Making tinctures is easy. The basic idea is to put so much of an herb into vodka that it will become a medicine. (A smaller quantity of the herb could be used, in many cases, to produce a flavored vodka.) Read on to see how we make Holy basil tincture on our farm.
We start with cheap vodka of 80 or 100 proof.
We use quart jars and half-gallon jars. To make tinctures on a home scale, you might want to use half-pint jars or baby food jars.
Many recipes call for dried herbs, but that’s largely because dried herbs are easier to purchase in stores. I prefer to tincture fresh herbs.
To tincture fresh leaves or fresh mixed aerial parts (leaves together with flowers, stems, buds, etc) it is generally best to stuff as much plant material into the jar as possible. Roots and dried plant material tend to have higher concentrations of the active compounds, but with fresh leaves, you’ll usually want as much of the herb as you can get into your container.
In this case, we filled our holy basil tincture jar halfway with vodka and then went to the herb garden and stuffed as much freshly cut holy basil into the jar as possible. It was quite a few handfuls of holy basil. This brought the liquid up to near the top of the jar.
I used a spoon to press the topmost holy basil leaves and stems under the alcohol. Then I tasted the tincture. It already tasted like holy basil.
If you’re working with powerful medicinal herbs, it can be important to avoid making your tincture too strong. So I would generally recommend that beginning tincture makers start with very safe herbs. Many of these safe herbs are common in kitchens as well a medicine cabinets. Echinacea, lemon balm, valerian, thyme*****, lavender and plantain, are some examples of very safe herbs.
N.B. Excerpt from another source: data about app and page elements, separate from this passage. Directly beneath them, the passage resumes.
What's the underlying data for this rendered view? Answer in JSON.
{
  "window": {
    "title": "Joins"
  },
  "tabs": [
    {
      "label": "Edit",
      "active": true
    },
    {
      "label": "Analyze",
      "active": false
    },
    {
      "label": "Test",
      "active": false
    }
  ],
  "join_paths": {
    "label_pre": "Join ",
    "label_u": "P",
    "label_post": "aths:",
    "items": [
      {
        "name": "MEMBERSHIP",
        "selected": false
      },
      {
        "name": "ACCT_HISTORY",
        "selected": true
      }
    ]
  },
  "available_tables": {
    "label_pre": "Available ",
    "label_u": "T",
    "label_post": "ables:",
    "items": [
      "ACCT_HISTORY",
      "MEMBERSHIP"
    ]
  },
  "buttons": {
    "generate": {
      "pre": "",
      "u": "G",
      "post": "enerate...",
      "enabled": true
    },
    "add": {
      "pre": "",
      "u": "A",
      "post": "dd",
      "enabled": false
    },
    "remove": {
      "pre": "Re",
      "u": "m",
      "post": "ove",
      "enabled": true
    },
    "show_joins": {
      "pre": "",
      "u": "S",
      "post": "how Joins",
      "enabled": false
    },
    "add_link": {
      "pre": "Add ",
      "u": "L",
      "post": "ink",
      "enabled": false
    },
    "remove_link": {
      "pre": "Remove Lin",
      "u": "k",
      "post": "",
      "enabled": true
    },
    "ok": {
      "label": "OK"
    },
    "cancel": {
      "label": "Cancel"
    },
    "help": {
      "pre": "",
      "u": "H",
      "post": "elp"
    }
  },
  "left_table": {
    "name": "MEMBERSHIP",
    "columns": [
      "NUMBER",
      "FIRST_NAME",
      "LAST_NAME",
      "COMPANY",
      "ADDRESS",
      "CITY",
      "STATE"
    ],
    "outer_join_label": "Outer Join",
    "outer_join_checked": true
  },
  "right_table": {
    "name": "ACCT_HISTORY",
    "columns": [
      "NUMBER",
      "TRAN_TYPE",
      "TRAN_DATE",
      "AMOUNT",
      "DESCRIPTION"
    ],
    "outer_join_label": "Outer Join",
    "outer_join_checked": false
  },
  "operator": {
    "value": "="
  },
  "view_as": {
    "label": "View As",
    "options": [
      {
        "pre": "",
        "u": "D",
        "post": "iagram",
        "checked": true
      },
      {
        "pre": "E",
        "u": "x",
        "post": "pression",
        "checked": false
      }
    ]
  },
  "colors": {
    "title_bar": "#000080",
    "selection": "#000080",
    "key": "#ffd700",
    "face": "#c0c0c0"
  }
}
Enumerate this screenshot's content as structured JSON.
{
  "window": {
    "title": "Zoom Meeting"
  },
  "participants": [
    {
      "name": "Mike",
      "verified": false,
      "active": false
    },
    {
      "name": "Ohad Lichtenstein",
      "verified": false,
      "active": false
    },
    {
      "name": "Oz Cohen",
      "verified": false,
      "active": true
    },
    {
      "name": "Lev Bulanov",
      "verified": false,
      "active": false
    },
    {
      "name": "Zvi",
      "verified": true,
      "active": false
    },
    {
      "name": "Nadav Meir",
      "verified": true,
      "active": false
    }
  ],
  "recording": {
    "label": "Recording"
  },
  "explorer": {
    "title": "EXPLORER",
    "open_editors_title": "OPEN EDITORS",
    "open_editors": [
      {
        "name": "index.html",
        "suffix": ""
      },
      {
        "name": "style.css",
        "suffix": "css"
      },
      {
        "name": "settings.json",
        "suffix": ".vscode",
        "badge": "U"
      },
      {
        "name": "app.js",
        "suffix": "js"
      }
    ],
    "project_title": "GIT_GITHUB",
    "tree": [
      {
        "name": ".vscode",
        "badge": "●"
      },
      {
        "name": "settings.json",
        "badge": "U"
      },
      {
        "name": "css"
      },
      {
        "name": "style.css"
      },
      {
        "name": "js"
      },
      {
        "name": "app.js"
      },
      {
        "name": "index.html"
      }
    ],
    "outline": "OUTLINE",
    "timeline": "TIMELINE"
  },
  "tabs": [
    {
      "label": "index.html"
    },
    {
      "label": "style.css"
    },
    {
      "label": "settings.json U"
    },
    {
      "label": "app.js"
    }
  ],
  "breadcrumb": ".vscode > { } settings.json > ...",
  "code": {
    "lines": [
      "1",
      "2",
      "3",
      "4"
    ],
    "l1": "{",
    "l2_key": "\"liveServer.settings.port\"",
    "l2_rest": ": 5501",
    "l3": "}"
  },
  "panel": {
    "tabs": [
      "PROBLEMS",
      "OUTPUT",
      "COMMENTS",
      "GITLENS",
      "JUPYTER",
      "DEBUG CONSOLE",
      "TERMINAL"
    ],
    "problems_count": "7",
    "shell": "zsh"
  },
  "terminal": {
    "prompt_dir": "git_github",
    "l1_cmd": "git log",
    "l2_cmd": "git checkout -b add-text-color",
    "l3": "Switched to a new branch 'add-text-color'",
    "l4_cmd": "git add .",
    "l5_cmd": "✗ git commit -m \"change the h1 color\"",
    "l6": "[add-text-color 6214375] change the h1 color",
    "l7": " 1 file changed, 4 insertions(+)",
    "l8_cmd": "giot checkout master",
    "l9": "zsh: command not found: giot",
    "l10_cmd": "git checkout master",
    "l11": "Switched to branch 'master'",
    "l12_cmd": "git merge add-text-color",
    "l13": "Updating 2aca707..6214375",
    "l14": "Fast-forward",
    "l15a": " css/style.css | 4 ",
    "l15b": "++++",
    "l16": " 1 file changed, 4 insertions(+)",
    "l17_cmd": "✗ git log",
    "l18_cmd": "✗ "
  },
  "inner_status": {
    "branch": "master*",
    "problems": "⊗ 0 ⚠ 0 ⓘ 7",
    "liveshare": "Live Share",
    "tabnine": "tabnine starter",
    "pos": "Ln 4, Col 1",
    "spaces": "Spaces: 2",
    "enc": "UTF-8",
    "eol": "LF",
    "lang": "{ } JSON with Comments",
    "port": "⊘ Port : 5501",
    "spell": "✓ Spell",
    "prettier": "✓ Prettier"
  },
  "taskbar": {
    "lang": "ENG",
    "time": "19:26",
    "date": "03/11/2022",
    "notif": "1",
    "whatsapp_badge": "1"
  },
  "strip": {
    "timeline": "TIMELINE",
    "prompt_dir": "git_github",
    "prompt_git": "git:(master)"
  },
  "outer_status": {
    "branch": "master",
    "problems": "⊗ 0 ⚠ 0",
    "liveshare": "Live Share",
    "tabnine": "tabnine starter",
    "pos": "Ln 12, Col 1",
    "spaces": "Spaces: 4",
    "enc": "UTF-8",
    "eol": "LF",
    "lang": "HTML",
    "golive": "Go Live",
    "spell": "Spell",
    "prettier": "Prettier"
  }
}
However, be aware that when you make a tincture, a much larger amount of active compounds is extracted and absorbed than when you make a tea or eat a fresh herb.
Holy basil is often used culinarily and as a tea; its has a broad range of benefits including ******** however it does have some contraindications, most prominently for people taking blood thinners, and women trying to conceive.
Taking tinctures is also easy. To take a tincture, put 1-2 dropperfuls in a large spoon or small glass of water and drink. If you have doubts about sure how much is the best amount, you can start with less and then you can work your way up. Consult your doctor or herbalist before adding a tincture to your **********
****General safety of herbal meds*****
*****Dosage; certainty that you have the right thing; why to trust yourself more than a corporation*****
For more information on how to make tinctures, consult The Mountain Rose Herbs guidelines or the Wise Woman Herbal guidelines.
For educational purposes only. This information has not been evaluated by the Food and Drug Administration, so is better to use services as Test Country to do drug tests online. This information is not intended to diagnose, treat, cure, or prevent any disease.